**Material shown**

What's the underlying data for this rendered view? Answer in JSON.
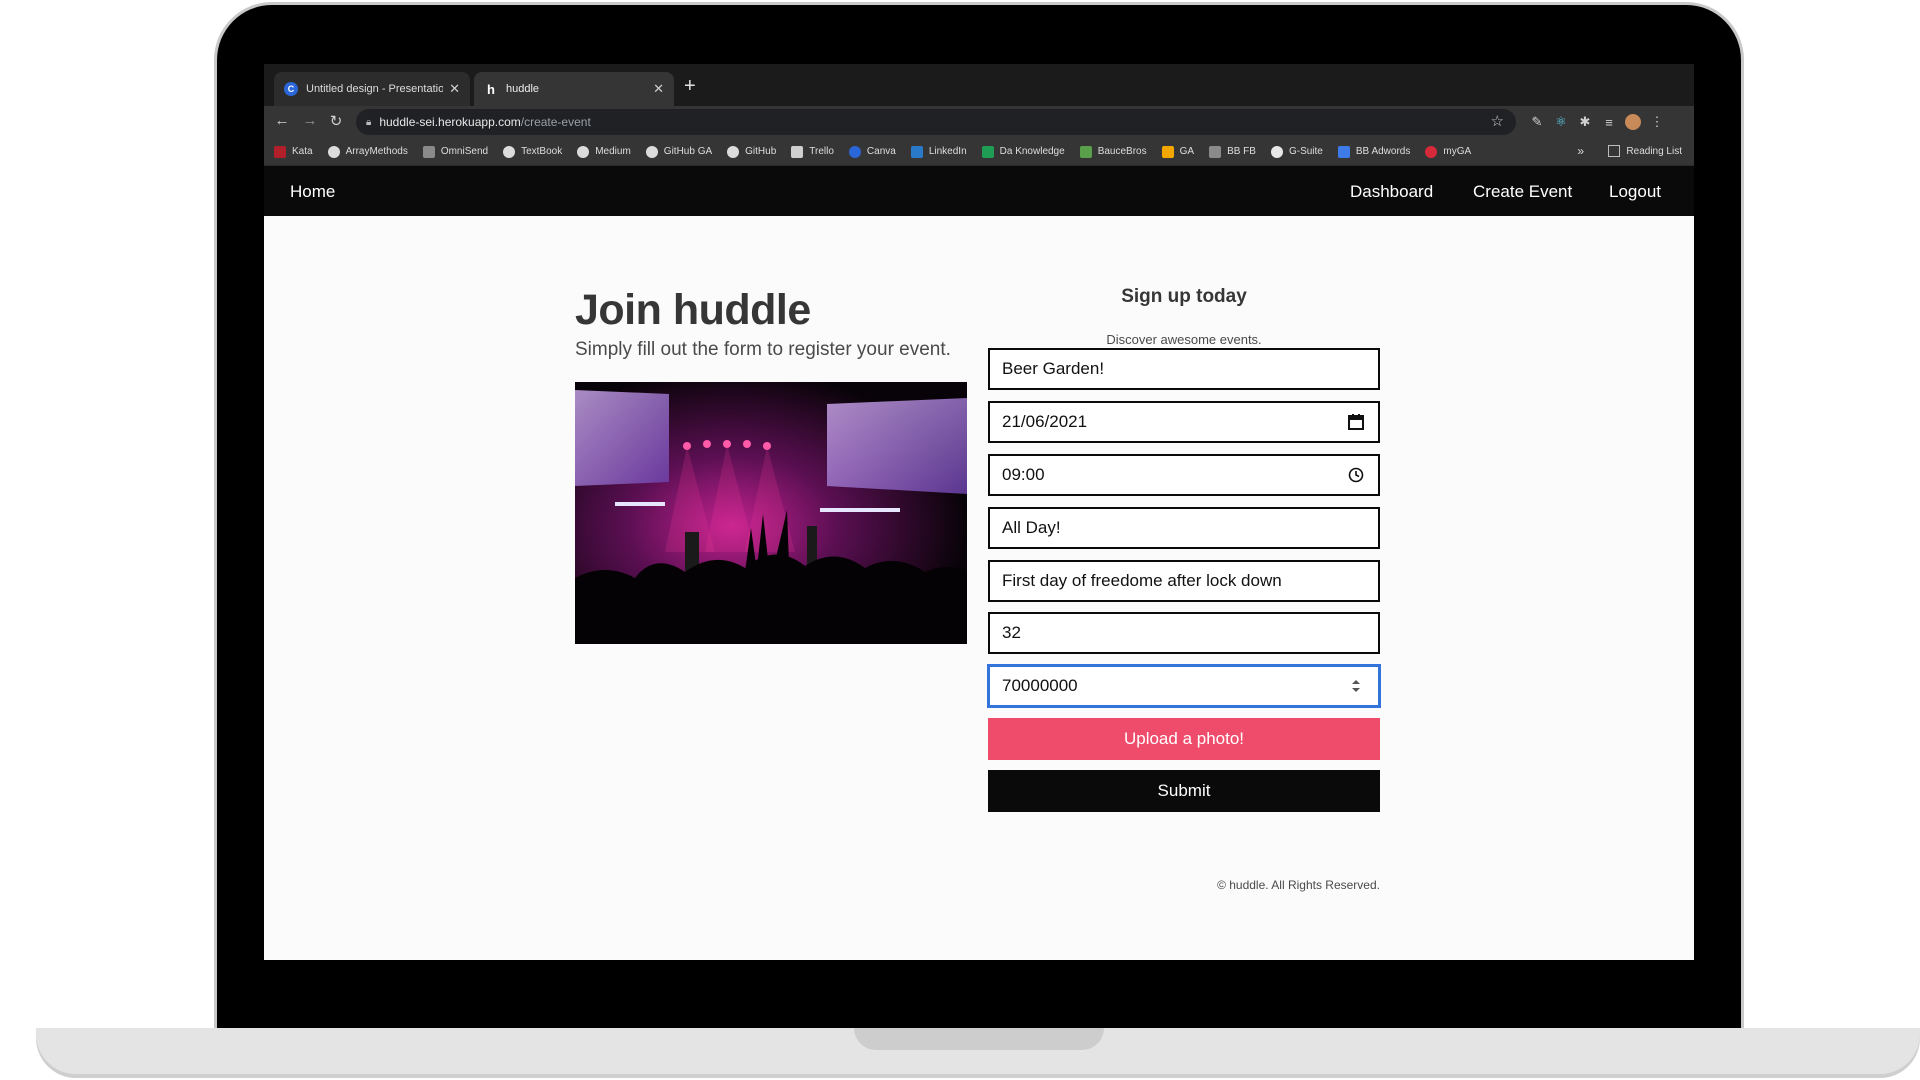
{
  "browser": {
    "tabs": [
      {
        "title": "Untitled design - Presentation",
        "favicon": "C",
        "favicon_color": "#2a66d8"
      },
      {
        "title": "huddle",
        "favicon": "h",
        "favicon_color": "#353535"
      }
    ],
    "url_host": "huddle-sei.herokuapp.com",
    "url_path": "/create-event",
    "bookmarks": [
      {
        "label": "Kata",
        "color": "#b0202a"
      },
      {
        "label": "ArrayMethods",
        "color": "#dcdcdc"
      },
      {
        "label": "OmniSend",
        "color": "#8a8a8a"
      },
      {
        "label": "TextBook",
        "color": "#dcdcdc"
      },
      {
        "label": "Medium",
        "color": "#dcdcdc"
      },
      {
        "label": "GitHub GA",
        "color": "#dcdcdc"
      },
      {
        "label": "GitHub",
        "color": "#dcdcdc"
      },
      {
        "label": "Trello",
        "color": "#cfcfcf"
      },
      {
        "label": "Canva",
        "color": "#2a66d8"
      },
      {
        "label": "LinkedIn",
        "color": "#2a78c8"
      },
      {
        "label": "Da Knowledge",
        "color": "#1f9d55"
      },
      {
        "label": "BauceBros",
        "color": "#5aa04a"
      },
      {
        "label": "GA",
        "color": "#f2a600"
      },
      {
        "label": "BB FB",
        "color": "#8a8a8a"
      },
      {
        "label": "G-Suite",
        "color": "#e8e8e8"
      },
      {
        "label": "BB Adwords",
        "color": "#3f7be8"
      },
      {
        "label": "myGA",
        "color": "#d62a3a"
      }
    ],
    "bookmarks_more": "»",
    "reading_list": "Reading List"
  },
  "nav": {
    "home": "Home",
    "dashboard": "Dashboard",
    "create_event": "Create Event",
    "logout": "Logout"
  },
  "hero": {
    "title": "Join huddle",
    "subtitle": "Simply fill out the form to register your event."
  },
  "form": {
    "title": "Sign up today",
    "subtitle": "Discover awesome events.",
    "fields": [
      {
        "value": "Beer Garden!"
      },
      {
        "value": "21/06/2021",
        "icon": "calendar-icon"
      },
      {
        "value": "09:00",
        "icon": "clock-icon"
      },
      {
        "value": "All Day!"
      },
      {
        "value": "First day of freedome after lock down"
      },
      {
        "value": "32"
      },
      {
        "value": "70000000",
        "icon": "spinner-icon"
      }
    ],
    "upload_label": "Upload a photo!",
    "submit_label": "Submit"
  },
  "footer": {
    "copyright": "© huddle. All Rights Reserved."
  },
  "colors": {
    "upload_button": "#ef4c6c",
    "navbar": "#0a0a0a",
    "focus": "#3273dc"
  }
}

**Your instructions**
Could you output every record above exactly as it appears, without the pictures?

**Solved exercise**
What's the underlying data for this rendered view? Answer in JSON.
{
  "browser": {
    "tabs": [
      {
        "title": "Untitled design - Presentation",
        "favicon": "C",
        "favicon_color": "#2a66d8"
      },
      {
        "title": "huddle",
        "favicon": "h",
        "favicon_color": "#353535"
      }
    ],
    "url_host": "huddle-sei.herokuapp.com",
    "url_path": "/create-event",
    "bookmarks": [
      {
        "label": "Kata",
        "color": "#b0202a"
      },
      {
        "label": "ArrayMethods",
        "color": "#dcdcdc"
      },
      {
        "label": "OmniSend",
        "color": "#8a8a8a"
      },
      {
        "label": "TextBook",
        "color": "#dcdcdc"
      },
      {
        "label": "Medium",
        "color": "#dcdcdc"
      },
      {
        "label": "GitHub GA",
        "color": "#dcdcdc"
      },
      {
        "label": "GitHub",
        "color": "#dcdcdc"
      },
      {
        "label": "Trello",
        "color": "#cfcfcf"
      },
      {
        "label": "Canva",
        "color": "#2a66d8"
      },
      {
        "label": "LinkedIn",
        "color": "#2a78c8"
      },
      {
        "label": "Da Knowledge",
        "color": "#1f9d55"
      },
      {
        "label": "BauceBros",
        "color": "#5aa04a"
      },
      {
        "label": "GA",
        "color": "#f2a600"
      },
      {
        "label": "BB FB",
        "color": "#8a8a8a"
      },
      {
        "label": "G-Suite",
        "color": "#e8e8e8"
      },
      {
        "label": "BB Adwords",
        "color": "#3f7be8"
      },
      {
        "label": "myGA",
        "color": "#d62a3a"
      }
    ],
    "bookmarks_more": "»",
    "reading_list": "Reading List"
  },
  "nav": {
    "home": "Home",
    "dashboard": "Dashboard",
    "create_event": "Create Event",
    "logout": "Logout"
  },
  "hero": {
    "title": "Join huddle",
    "subtitle": "Simply fill out the form to register your event."
  },
  "form": {
    "title": "Sign up today",
    "subtitle": "Discover awesome events.",
    "fields": [
      {
        "value": "Beer Garden!"
      },
      {
        "value": "21/06/2021",
        "icon": "calendar-icon"
      },
      {
        "value": "09:00",
        "icon": "clock-icon"
      },
      {
        "value": "All Day!"
      },
      {
        "value": "First day of freedome after lock down"
      },
      {
        "value": "32"
      },
      {
        "value": "70000000",
        "icon": "spinner-icon"
      }
    ],
    "upload_label": "Upload a photo!",
    "submit_label": "Submit"
  },
  "footer": {
    "copyright": "© huddle. All Rights Reserved."
  },
  "colors": {
    "upload_button": "#ef4c6c",
    "navbar": "#0a0a0a",
    "focus": "#3273dc"
  }
}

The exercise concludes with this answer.